Finally, wrapped in the try block, you execute the service's method and bind the data to a DataGrid. Load this page in the browser and enter some user credentials and a SQL query. If the credentials are valid (that is, if they represent an actual user in the tblUsers table), you'll see the returned data, as shown in Figure 17.9.
Figure 17.9. The results of a successful query to the secure service.
If you enter invalid credentials, however, you should see an error message stating "Invalid Username or Password." This is the reason for the if statement on line 17. Without it, supplying invalid credentials would result in returning an empty DataSet. Figure 17.10 shows an unsuccessful attempt.
Figure 17.10. The results of an unsuccessful query to the secure service.
SOAP headers are a common and effective tool for implementing secure Web Services. Although you pulled your authentication information from a database here, you can verify the supplied information any way you like.
There is a drawback to using SOAP headers, however. When you send user credentials across the Internet via SOAP headers, they're sent as plain text in XML format. This means that they're vulnerable to prying eyes. One method to get around this is to encrypt the user credentials prior to sending them and provide an equivalent decryption algorithm in your Web Service. Encryption is beyond the scope of this book, however.
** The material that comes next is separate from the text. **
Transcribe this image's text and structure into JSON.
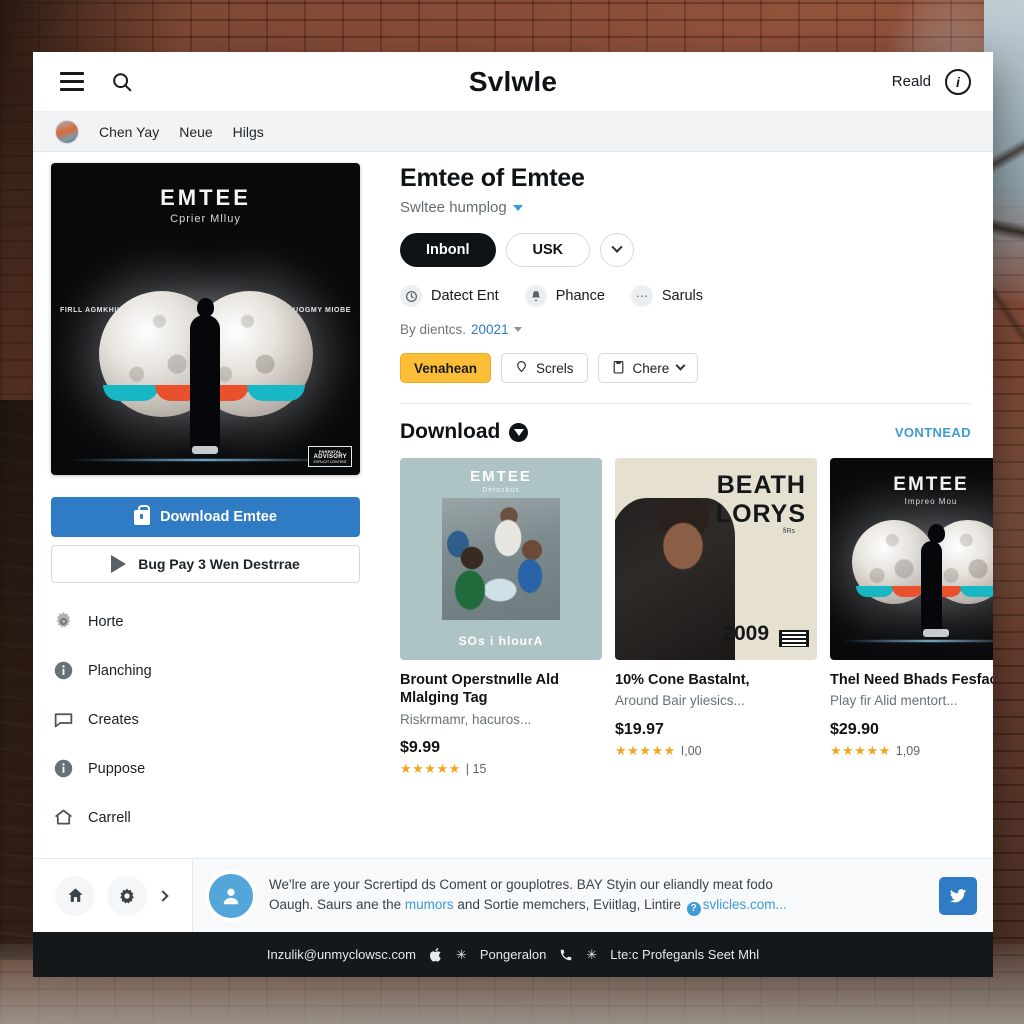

For other ways to secure your application, see Day 21, "Securing Your ASP.NET Application."